Your assignment: Using the records provided below, locate and copy each line that contains the word "Delay".

Saved data entries
§

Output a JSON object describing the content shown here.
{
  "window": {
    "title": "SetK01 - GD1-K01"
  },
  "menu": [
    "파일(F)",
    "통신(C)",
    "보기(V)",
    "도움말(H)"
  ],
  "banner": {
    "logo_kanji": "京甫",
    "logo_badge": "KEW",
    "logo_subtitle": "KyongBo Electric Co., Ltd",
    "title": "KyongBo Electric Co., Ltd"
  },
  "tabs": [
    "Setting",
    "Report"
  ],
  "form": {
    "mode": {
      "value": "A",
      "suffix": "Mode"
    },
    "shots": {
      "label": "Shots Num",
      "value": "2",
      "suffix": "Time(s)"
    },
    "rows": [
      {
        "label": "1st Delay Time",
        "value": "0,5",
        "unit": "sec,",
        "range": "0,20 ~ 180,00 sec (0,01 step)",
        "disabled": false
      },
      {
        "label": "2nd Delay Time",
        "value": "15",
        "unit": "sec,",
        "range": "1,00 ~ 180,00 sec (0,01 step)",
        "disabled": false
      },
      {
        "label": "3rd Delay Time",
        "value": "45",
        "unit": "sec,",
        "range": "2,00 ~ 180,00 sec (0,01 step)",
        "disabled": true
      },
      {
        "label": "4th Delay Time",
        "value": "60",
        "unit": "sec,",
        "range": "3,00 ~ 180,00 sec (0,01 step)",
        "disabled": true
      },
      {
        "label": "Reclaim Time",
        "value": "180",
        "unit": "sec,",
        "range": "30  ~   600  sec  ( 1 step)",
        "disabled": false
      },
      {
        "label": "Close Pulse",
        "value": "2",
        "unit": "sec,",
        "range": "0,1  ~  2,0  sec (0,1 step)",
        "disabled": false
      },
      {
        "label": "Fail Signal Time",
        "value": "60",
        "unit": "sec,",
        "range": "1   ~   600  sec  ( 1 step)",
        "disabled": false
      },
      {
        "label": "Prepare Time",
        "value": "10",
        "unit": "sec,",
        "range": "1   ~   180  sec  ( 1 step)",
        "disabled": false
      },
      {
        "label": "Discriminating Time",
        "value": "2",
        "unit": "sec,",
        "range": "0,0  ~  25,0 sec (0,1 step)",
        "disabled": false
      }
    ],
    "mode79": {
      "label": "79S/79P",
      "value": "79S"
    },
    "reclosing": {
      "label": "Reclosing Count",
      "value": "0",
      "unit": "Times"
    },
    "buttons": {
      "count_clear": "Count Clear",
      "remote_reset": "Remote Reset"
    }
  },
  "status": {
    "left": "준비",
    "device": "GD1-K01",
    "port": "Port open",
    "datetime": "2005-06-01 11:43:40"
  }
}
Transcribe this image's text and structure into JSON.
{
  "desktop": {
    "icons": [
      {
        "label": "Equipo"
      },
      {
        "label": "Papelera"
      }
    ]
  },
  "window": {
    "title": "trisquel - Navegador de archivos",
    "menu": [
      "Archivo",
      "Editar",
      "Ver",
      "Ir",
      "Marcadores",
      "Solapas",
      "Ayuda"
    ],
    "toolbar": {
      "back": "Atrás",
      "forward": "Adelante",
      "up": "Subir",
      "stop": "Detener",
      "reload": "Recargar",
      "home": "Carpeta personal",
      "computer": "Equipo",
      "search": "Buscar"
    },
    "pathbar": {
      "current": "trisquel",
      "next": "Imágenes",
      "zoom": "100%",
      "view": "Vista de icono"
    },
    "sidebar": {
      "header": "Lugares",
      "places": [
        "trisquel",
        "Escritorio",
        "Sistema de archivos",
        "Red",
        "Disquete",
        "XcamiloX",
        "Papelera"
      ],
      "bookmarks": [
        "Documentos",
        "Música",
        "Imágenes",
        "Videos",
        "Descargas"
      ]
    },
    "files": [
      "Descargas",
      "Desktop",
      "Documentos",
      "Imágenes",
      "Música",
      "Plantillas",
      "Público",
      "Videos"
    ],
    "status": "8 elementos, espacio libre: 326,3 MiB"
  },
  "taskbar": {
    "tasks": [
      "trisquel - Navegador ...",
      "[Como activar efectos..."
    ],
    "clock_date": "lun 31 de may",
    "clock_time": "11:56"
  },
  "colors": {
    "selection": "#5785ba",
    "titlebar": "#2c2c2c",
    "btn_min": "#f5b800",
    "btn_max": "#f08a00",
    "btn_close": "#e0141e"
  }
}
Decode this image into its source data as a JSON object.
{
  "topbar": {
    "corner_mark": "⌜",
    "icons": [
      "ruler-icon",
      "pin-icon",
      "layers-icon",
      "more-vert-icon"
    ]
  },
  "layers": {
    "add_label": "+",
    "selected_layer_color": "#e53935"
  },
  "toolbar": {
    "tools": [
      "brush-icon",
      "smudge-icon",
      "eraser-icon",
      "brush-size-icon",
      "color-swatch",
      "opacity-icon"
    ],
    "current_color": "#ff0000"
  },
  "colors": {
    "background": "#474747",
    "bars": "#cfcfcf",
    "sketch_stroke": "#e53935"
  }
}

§

Solved problem:
        "label": "1st Delay Time",
        "label": "2nd Delay Time",
        "label": "3rd Delay Time",
        "label": "4th Delay Time",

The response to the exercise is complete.